*** Opening PROVIDED INFORMATION ***
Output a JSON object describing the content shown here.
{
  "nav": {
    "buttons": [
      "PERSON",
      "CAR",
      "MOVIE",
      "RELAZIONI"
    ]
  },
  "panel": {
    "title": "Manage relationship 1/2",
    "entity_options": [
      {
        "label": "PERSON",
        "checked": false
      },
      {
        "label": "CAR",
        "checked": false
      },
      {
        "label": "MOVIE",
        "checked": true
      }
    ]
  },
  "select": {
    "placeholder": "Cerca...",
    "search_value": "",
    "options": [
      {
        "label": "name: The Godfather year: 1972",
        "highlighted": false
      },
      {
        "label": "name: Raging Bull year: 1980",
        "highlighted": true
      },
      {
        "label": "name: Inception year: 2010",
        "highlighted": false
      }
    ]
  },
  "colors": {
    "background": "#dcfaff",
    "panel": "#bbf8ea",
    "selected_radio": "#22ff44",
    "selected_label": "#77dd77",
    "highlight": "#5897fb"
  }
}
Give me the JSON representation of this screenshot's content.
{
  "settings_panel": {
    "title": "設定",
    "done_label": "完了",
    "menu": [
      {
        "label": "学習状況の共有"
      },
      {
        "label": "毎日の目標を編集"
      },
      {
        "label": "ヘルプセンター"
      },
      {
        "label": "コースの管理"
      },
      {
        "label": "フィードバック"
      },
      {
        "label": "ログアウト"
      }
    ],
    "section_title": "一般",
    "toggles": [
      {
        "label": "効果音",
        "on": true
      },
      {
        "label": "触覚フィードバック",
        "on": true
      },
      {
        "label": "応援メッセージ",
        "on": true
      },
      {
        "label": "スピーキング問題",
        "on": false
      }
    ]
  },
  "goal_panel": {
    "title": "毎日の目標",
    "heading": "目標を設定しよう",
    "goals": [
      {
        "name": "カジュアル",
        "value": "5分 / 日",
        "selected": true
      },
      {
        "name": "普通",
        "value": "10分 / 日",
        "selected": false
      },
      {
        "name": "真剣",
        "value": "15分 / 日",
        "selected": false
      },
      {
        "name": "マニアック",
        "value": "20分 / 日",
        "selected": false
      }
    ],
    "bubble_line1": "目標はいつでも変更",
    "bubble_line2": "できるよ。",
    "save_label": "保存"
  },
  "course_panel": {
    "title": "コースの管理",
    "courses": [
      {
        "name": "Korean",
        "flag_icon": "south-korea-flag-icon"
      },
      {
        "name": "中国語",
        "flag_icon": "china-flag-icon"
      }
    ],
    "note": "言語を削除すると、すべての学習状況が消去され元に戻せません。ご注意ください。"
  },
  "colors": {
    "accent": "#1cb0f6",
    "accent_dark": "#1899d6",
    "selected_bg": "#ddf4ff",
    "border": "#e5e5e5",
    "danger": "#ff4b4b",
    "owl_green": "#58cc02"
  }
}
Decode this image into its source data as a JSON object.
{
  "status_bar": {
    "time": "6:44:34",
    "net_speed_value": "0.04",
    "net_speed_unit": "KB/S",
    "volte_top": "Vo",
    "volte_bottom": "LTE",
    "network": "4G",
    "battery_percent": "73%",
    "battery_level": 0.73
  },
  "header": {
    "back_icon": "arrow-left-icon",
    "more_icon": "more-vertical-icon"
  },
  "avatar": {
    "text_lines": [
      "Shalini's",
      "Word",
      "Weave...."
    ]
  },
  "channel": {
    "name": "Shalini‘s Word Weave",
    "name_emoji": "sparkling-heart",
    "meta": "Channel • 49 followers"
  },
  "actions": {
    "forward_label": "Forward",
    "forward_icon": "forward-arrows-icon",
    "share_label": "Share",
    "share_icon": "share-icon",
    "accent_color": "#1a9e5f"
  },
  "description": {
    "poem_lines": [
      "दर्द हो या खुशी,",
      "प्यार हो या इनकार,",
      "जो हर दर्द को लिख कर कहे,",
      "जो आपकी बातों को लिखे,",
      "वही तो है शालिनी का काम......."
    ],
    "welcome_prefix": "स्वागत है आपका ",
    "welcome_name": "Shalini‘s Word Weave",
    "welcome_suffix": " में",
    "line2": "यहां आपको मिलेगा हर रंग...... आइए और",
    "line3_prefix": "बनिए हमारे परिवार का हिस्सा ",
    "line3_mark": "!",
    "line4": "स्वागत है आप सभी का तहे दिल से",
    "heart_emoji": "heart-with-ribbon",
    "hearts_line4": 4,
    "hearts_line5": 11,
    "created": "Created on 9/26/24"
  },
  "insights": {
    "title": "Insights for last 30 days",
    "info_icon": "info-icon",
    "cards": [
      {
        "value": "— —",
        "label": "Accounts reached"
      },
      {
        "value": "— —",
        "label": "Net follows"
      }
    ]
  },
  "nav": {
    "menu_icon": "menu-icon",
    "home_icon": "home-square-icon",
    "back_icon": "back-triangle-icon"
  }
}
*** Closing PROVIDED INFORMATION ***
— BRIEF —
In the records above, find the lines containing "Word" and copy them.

— RESPONSE BOX —
      "Word",
    "name": "Shalini‘s Word Weave",
    "welcome_name": "Shalini‘s Word Weave",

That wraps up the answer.